Every line that holds the word "icon" needs to be copied from the data below.

======== Provided entries

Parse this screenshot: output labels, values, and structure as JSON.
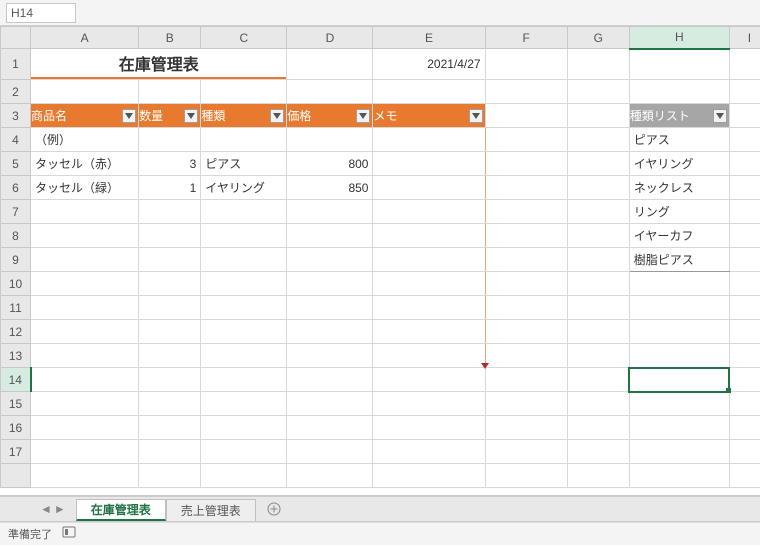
{
  "namebox": {
    "value": "H14"
  },
  "columns": [
    "A",
    "B",
    "C",
    "D",
    "E",
    "F",
    "G",
    "H",
    "I"
  ],
  "rows": [
    "1",
    "2",
    "3",
    "4",
    "5",
    "6",
    "7",
    "8",
    "9",
    "10",
    "11",
    "12",
    "13",
    "14",
    "15",
    "16",
    "17"
  ],
  "title": "在庫管理表",
  "date": "2021/4/27",
  "table_headers": {
    "name": "商品名",
    "qty": "数量",
    "type": "種類",
    "price": "価格",
    "memo": "メモ"
  },
  "table_rows": [
    {
      "name": "（例）",
      "qty": "",
      "type": "",
      "price": "",
      "memo": ""
    },
    {
      "name": "タッセル（赤）",
      "qty": "3",
      "type": "ピアス",
      "price": "800",
      "memo": ""
    },
    {
      "name": "タッセル（緑）",
      "qty": "1",
      "type": "イヤリング",
      "price": "850",
      "memo": ""
    }
  ],
  "list_header": "種類リスト",
  "list_items": [
    "ピアス",
    "イヤリング",
    "ネックレス",
    "リング",
    "イヤーカフ",
    "樹脂ピアス"
  ],
  "sheet_tabs": {
    "active": "在庫管理表",
    "other": "売上管理表"
  },
  "status": {
    "ready": "準備完了"
  }
}
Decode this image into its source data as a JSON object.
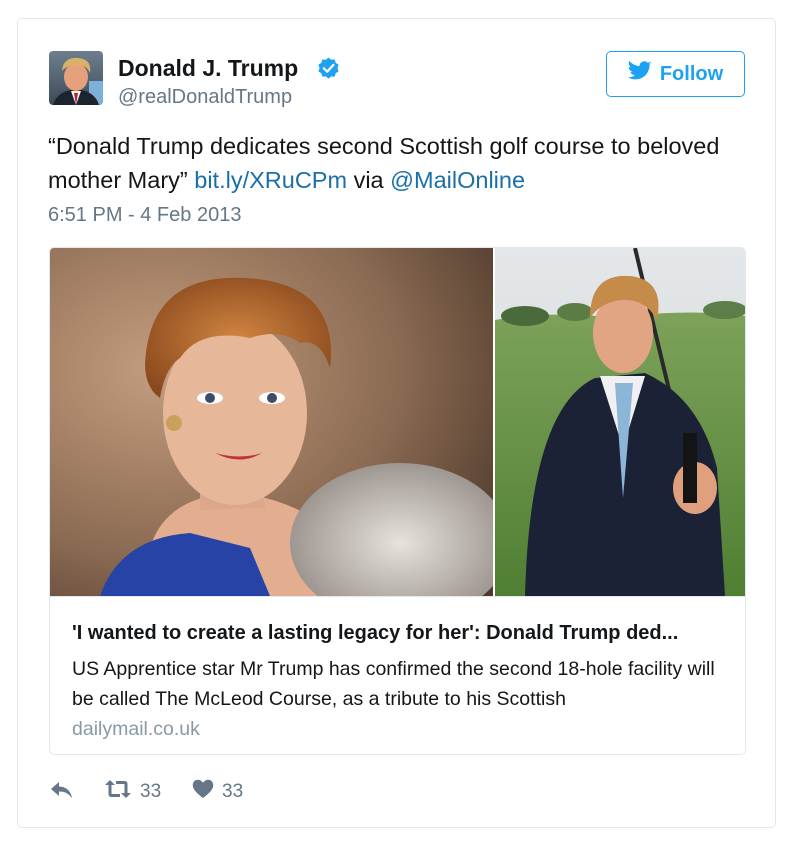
{
  "tweet": {
    "author": {
      "name": "Donald J. Trump",
      "handle": "@realDonaldTrump",
      "verified": true
    },
    "follow_label": "Follow",
    "text_prefix": "“Donald Trump dedicates second Scottish golf course to beloved mother Mary” ",
    "link_text": "bit.ly/XRuCPm",
    "text_middle": " via ",
    "mention_text": "@MailOnline",
    "timestamp": "6:51 PM - 4 Feb 2013",
    "card": {
      "title": "'I wanted to create a lasting legacy for her': Donald Trump ded...",
      "description": "US Apprentice star Mr Trump has confirmed the second 18-hole facility will be called The McLeod Course, as a tribute to his Scottish",
      "domain": "dailymail.co.uk"
    },
    "actions": {
      "reply_icon": "reply-icon",
      "retweet_icon": "retweet-icon",
      "retweet_count": "33",
      "like_icon": "heart-icon",
      "like_count": "33"
    },
    "colors": {
      "accent": "#1da1f2",
      "link": "#1b6fa8",
      "secondary_text": "#657786",
      "border": "#e1e8ed"
    }
  }
}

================

**Completed exercise:**
      "reply_icon": "reply-icon",
      "retweet_icon": "retweet-icon",
      "like_icon": "heart-icon",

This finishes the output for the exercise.